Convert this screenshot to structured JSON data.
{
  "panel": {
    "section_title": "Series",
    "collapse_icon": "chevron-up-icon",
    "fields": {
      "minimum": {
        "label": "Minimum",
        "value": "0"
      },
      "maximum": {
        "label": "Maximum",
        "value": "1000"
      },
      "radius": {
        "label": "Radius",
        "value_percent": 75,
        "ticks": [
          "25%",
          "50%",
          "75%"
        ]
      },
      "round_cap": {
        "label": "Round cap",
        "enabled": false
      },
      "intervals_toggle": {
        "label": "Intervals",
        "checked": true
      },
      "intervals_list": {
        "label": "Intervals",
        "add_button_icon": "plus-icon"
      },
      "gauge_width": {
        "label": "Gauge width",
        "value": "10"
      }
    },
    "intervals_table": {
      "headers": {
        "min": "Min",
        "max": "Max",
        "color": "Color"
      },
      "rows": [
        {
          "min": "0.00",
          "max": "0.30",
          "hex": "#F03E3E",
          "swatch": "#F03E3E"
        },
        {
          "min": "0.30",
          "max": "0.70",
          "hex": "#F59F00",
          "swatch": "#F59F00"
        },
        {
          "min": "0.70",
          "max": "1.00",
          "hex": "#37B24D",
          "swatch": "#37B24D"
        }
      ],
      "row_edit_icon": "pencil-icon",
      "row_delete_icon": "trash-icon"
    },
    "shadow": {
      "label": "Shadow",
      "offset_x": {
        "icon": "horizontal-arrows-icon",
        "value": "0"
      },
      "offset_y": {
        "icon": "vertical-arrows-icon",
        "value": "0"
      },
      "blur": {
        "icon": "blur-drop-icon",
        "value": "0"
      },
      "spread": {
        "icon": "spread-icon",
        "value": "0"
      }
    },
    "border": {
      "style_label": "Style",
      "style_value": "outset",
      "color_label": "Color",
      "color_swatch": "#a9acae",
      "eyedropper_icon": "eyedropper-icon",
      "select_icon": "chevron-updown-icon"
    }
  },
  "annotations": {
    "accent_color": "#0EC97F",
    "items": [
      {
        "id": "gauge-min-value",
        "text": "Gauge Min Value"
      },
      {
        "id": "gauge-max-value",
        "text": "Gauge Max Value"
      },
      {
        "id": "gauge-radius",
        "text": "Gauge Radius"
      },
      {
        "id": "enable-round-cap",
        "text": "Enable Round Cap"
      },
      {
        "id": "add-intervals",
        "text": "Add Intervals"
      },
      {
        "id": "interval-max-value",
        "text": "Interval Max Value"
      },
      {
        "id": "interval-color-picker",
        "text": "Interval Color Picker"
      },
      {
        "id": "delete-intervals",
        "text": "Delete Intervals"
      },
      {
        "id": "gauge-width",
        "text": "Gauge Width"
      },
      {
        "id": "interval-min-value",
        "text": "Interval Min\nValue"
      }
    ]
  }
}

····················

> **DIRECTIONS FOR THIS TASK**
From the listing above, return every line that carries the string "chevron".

> **EXERCISE ANSWER**
    "collapse_icon": "chevron-up-icon",
      "select_icon": "chevron-updown-icon"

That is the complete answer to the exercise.